**Available data:**
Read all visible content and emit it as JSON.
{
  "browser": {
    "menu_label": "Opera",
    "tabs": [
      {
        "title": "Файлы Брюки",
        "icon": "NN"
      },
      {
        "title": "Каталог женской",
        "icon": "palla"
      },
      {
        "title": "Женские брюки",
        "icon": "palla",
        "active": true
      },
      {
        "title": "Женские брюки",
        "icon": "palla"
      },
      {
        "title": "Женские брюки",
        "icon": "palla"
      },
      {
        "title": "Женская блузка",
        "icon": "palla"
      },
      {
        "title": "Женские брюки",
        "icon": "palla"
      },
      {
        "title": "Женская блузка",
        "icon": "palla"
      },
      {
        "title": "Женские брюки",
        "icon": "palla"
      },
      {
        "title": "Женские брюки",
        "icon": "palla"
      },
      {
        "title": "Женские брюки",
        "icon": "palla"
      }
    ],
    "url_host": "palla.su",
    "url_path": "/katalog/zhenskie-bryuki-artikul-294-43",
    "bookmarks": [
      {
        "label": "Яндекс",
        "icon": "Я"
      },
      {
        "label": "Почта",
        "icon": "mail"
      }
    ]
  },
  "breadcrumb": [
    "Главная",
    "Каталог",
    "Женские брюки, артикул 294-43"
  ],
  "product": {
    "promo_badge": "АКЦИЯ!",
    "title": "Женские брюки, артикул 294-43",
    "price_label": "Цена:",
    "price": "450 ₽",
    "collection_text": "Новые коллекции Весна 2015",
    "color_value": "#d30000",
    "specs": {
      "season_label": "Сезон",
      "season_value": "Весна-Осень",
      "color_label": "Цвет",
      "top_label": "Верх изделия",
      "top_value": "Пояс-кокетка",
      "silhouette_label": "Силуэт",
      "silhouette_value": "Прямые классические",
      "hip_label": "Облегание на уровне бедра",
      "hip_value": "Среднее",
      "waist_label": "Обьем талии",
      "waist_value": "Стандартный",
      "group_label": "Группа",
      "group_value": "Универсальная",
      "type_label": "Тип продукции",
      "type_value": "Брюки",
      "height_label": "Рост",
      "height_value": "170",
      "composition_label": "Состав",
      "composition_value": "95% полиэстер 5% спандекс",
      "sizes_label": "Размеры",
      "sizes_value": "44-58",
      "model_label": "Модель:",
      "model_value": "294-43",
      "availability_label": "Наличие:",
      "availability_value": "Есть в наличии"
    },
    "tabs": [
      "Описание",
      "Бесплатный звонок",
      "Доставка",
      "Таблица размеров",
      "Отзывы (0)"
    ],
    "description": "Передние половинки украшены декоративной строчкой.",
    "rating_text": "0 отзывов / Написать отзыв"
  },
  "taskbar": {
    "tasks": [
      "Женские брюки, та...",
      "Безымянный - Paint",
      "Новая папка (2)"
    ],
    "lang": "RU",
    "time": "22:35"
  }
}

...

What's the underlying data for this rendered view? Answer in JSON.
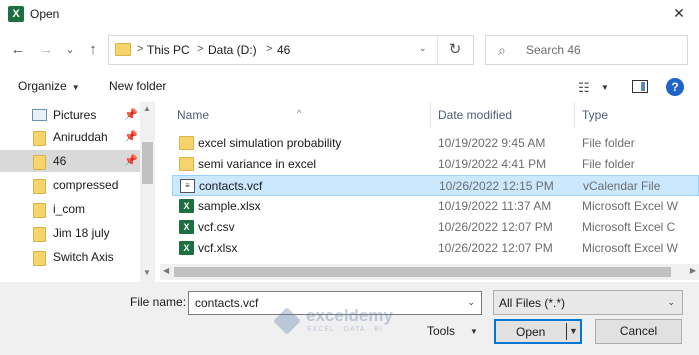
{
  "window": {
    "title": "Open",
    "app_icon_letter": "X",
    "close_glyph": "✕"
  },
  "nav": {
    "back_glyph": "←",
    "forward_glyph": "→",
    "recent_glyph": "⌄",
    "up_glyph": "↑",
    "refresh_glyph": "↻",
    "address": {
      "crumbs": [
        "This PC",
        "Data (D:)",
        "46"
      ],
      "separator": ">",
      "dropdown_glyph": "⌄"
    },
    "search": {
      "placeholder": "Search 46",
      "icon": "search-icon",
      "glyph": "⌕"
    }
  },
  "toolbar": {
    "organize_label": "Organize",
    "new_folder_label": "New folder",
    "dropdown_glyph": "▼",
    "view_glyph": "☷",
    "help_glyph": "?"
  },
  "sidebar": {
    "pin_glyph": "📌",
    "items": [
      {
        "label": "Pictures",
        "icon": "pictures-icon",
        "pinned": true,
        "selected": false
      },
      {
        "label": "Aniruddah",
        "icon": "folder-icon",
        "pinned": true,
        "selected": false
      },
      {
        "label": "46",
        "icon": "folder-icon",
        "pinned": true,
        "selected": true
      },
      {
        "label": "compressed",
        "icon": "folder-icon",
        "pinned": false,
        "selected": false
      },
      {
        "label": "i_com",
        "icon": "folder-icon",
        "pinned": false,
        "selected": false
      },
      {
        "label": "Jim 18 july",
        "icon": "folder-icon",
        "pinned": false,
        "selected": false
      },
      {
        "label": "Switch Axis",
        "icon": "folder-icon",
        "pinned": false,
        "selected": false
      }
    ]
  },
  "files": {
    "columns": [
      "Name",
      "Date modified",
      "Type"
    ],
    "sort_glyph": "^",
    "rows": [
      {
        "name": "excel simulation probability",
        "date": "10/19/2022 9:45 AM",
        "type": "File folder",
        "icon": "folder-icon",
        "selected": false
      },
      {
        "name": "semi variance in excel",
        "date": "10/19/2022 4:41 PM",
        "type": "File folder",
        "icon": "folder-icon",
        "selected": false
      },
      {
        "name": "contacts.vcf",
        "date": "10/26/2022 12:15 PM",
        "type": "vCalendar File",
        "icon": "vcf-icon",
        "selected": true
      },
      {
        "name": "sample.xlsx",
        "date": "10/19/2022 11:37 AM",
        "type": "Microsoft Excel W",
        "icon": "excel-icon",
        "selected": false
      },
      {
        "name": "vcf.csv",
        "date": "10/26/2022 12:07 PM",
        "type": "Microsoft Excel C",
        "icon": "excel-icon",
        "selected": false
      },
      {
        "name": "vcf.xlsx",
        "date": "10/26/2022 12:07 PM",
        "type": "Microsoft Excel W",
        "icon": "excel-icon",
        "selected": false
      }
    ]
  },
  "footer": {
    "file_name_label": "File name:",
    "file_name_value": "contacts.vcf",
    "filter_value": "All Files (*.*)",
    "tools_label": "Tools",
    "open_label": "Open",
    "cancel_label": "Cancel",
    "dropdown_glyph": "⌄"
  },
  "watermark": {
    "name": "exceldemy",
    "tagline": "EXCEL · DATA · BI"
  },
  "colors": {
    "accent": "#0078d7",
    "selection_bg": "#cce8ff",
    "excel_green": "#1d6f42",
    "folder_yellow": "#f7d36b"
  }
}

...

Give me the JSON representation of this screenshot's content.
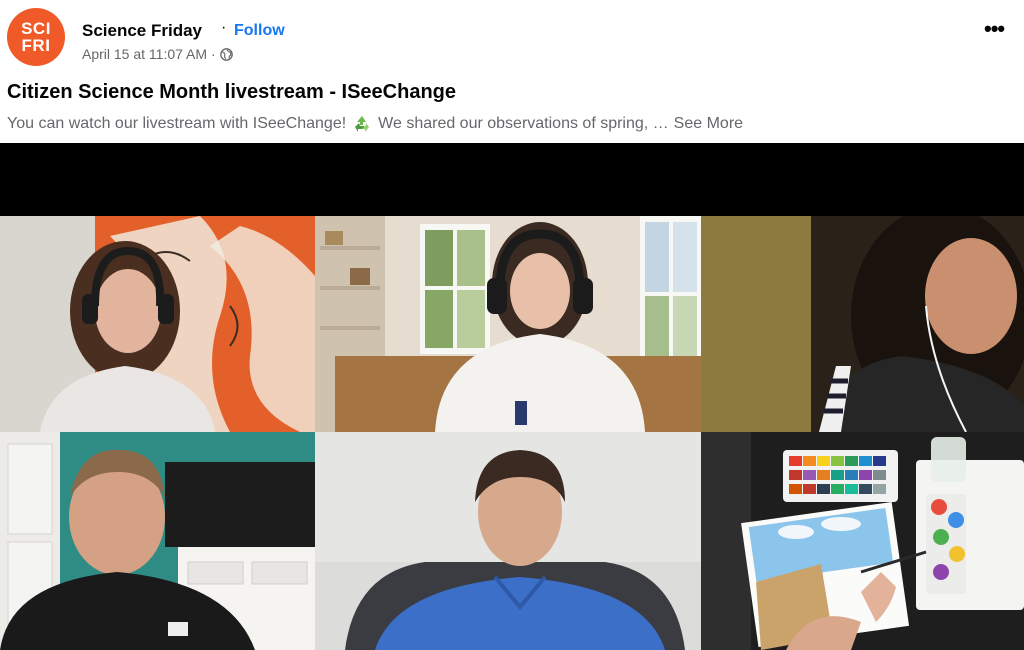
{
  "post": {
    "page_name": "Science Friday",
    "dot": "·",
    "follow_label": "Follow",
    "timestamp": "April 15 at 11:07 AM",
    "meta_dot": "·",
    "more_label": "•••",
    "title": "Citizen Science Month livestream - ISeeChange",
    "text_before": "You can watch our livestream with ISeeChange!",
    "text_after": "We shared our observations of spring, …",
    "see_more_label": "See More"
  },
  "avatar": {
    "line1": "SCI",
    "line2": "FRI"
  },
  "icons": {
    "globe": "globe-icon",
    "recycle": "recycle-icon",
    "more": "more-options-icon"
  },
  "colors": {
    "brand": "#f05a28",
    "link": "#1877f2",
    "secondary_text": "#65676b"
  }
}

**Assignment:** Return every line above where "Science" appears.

**Exercise solution:**
    "page_name": "Science Friday",
    "title": "Citizen Science Month livestream - ISeeChange",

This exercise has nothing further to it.